- WHAT IS EXPECTED
Copy every line of the following data that includes the string "icon".
RECORDS FOR PROCESSING Block Start
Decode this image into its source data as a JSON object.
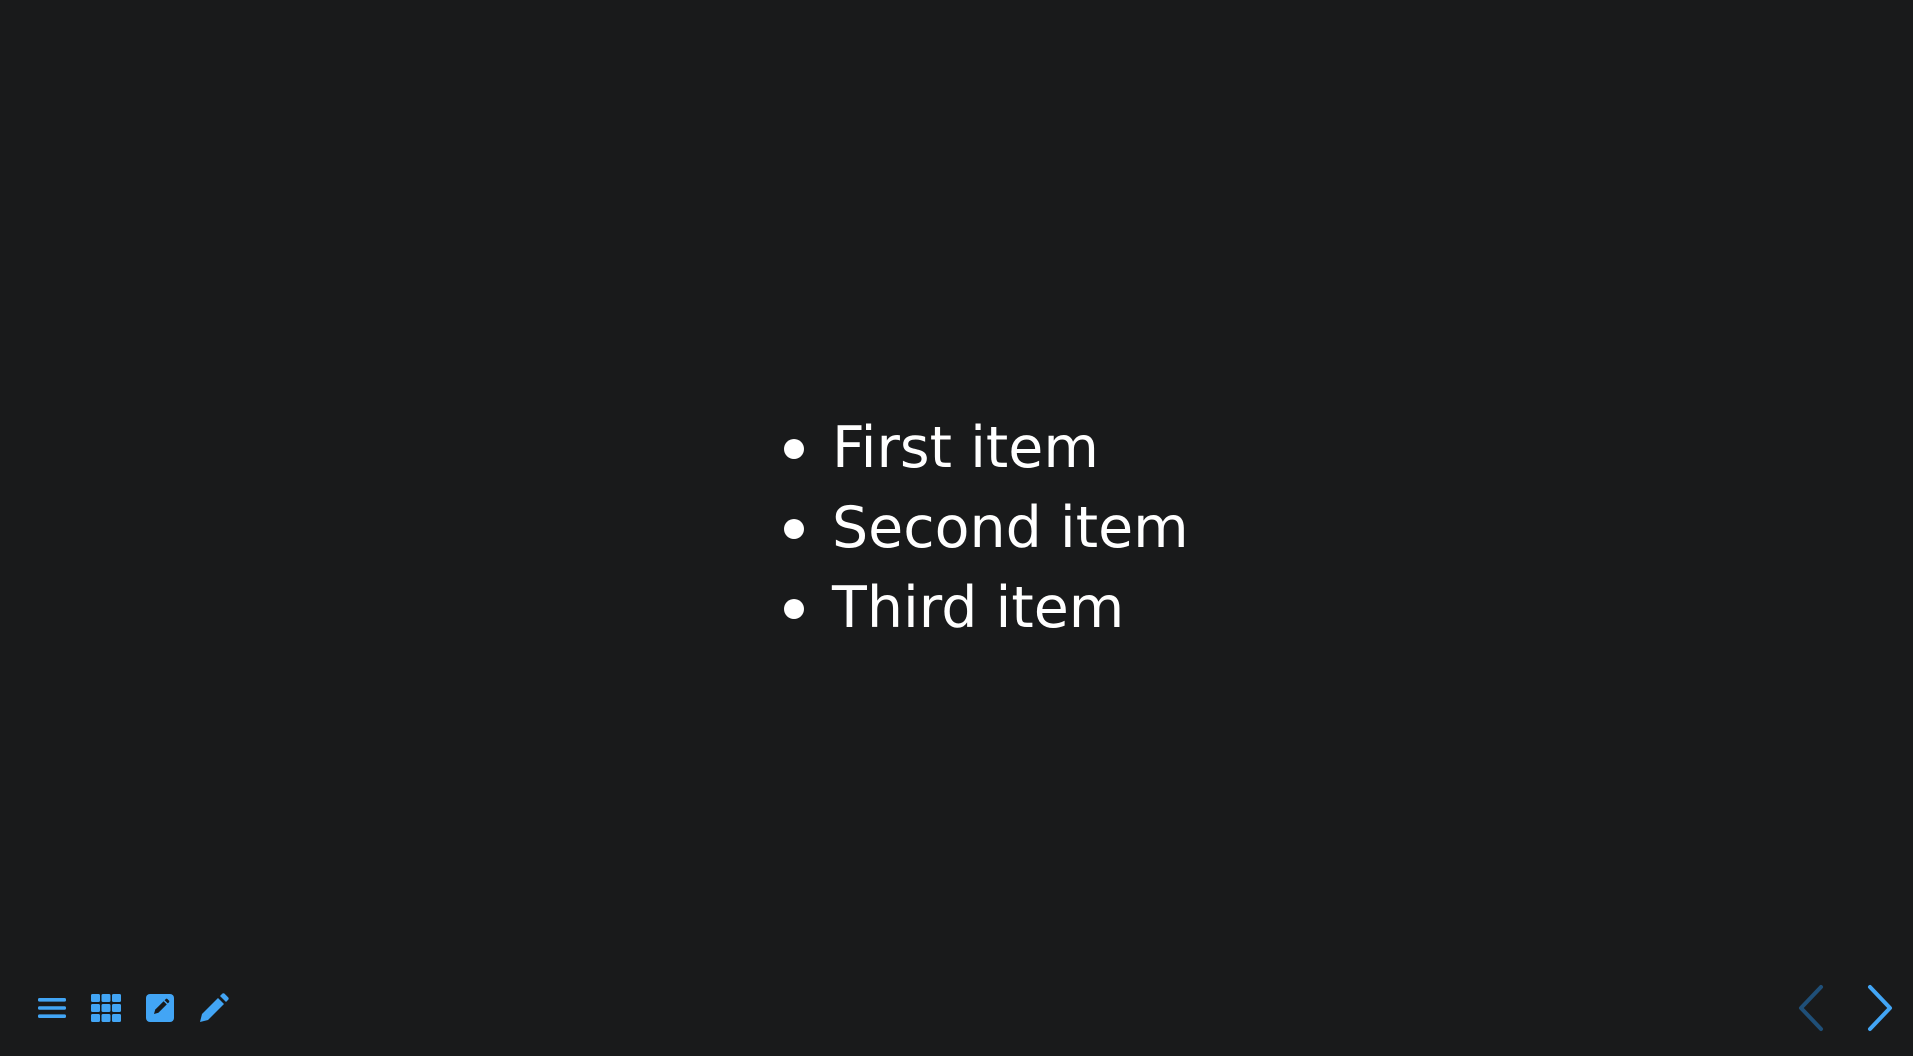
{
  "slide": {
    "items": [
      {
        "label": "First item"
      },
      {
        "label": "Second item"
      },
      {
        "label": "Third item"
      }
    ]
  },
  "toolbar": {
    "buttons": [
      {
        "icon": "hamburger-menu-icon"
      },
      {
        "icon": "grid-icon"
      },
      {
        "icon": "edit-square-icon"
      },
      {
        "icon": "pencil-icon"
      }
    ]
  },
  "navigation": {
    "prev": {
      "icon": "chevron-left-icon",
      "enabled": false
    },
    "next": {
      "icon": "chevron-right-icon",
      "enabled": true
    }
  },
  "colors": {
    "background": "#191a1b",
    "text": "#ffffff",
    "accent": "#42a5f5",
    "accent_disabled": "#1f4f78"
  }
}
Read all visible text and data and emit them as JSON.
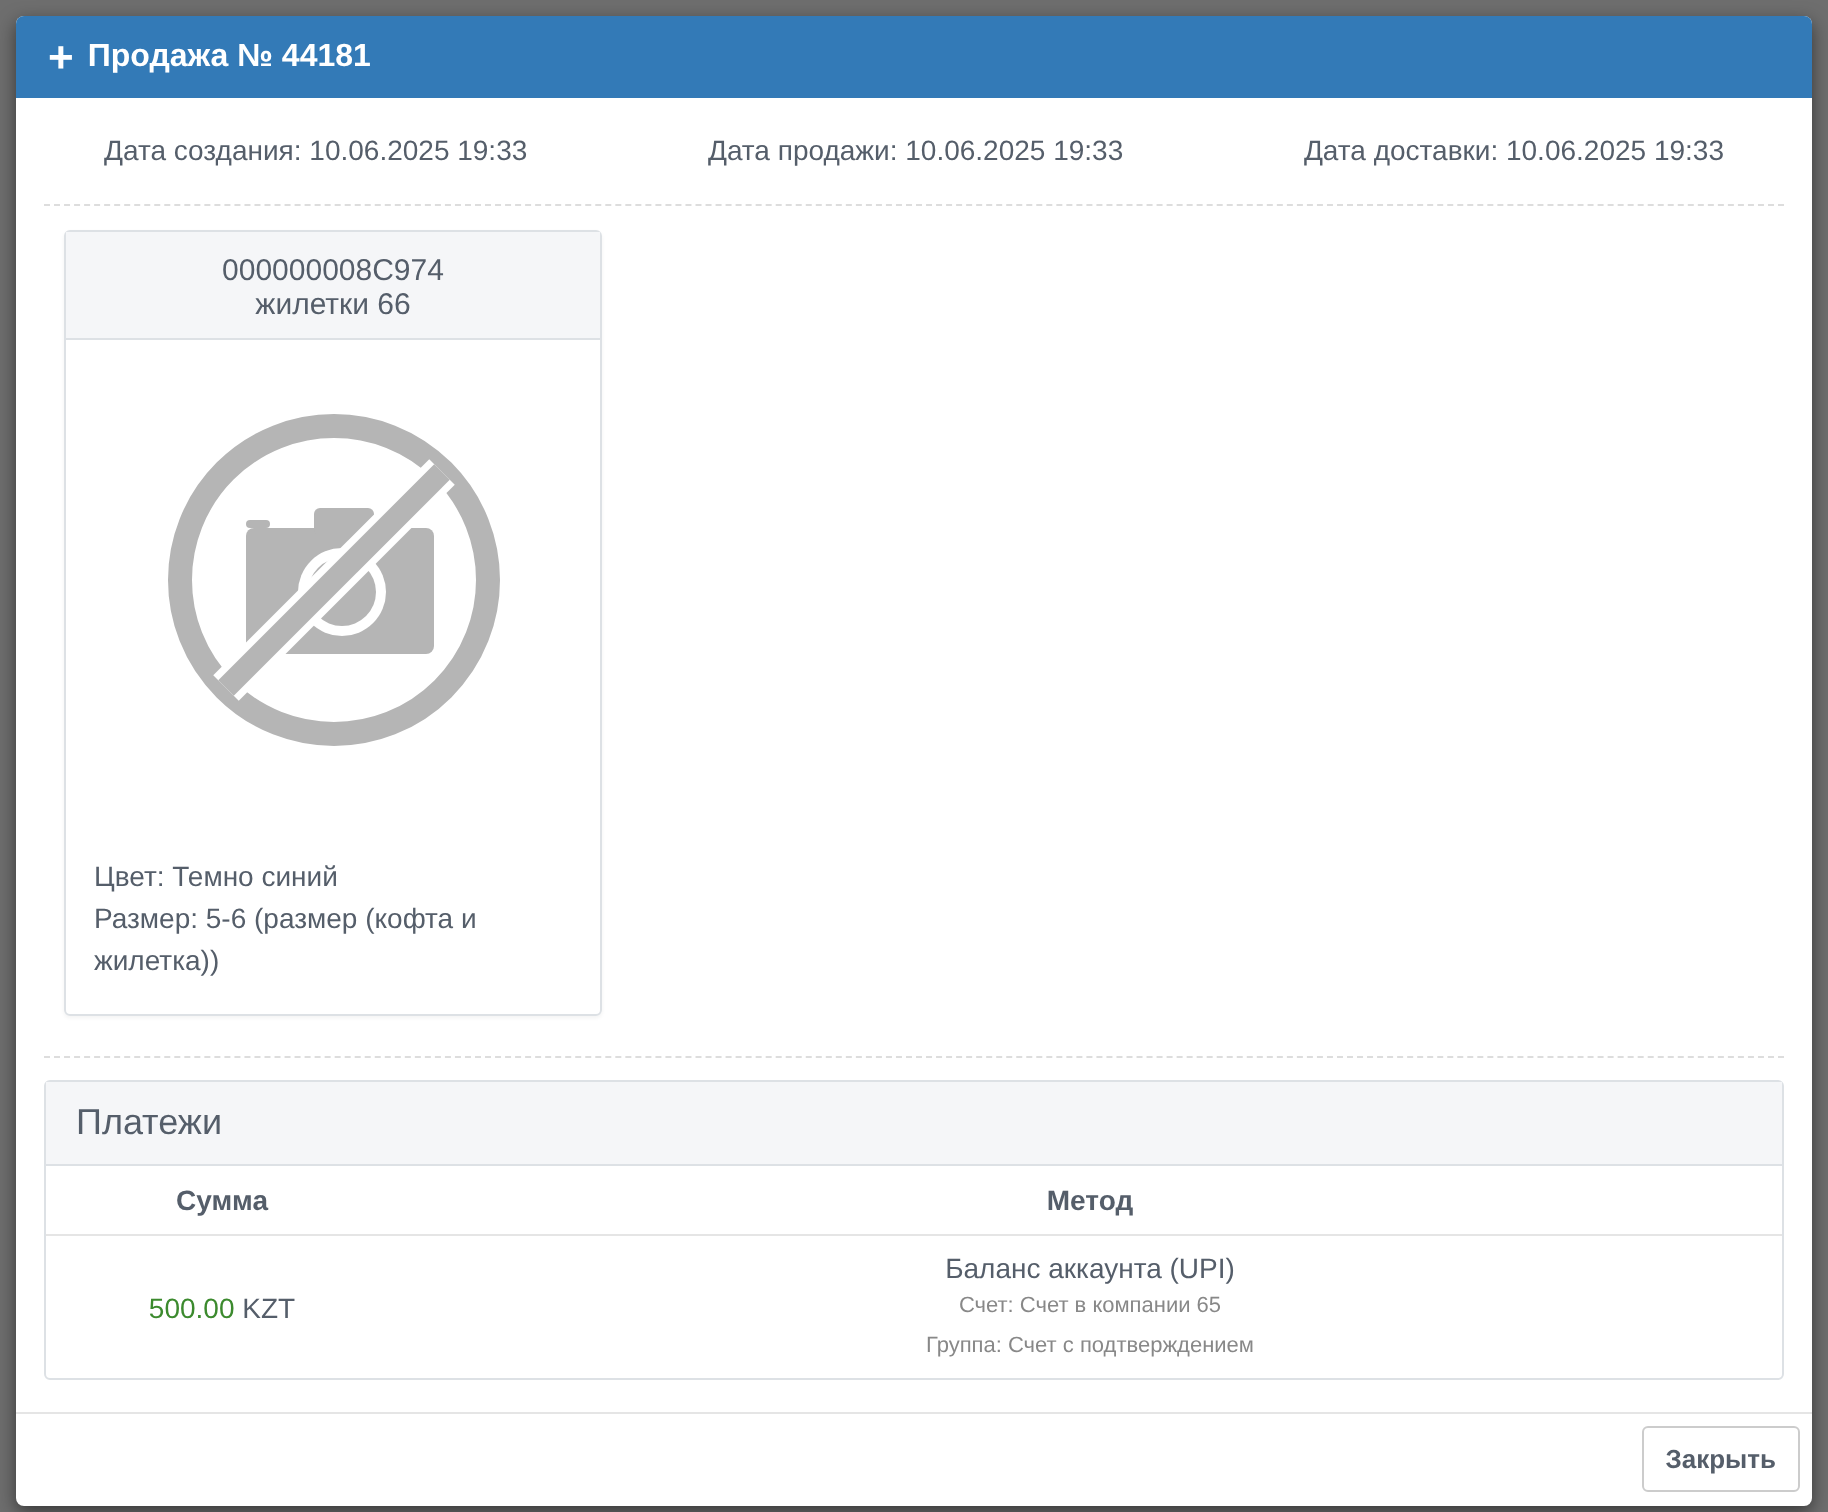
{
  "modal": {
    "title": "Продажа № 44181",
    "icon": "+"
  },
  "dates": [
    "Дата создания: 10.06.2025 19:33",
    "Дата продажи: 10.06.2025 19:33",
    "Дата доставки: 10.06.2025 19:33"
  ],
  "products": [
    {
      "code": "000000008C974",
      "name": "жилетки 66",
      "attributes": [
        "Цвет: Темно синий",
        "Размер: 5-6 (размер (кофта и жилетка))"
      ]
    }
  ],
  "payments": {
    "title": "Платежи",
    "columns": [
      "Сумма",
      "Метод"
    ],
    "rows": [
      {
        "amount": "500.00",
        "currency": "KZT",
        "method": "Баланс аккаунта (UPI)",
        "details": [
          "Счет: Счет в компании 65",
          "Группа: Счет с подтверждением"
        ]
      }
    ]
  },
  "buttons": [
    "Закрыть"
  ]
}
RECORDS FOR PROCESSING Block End
- EXPECTED OUTPUT
        "icon": "hamburger-menu-icon"
        "icon": "grid-icon"
        "icon": "edit-square-icon"
        "icon": "pencil-icon"
      "icon": "chevron-left-icon",
      "icon": "chevron-right-icon",
    "icon": "+"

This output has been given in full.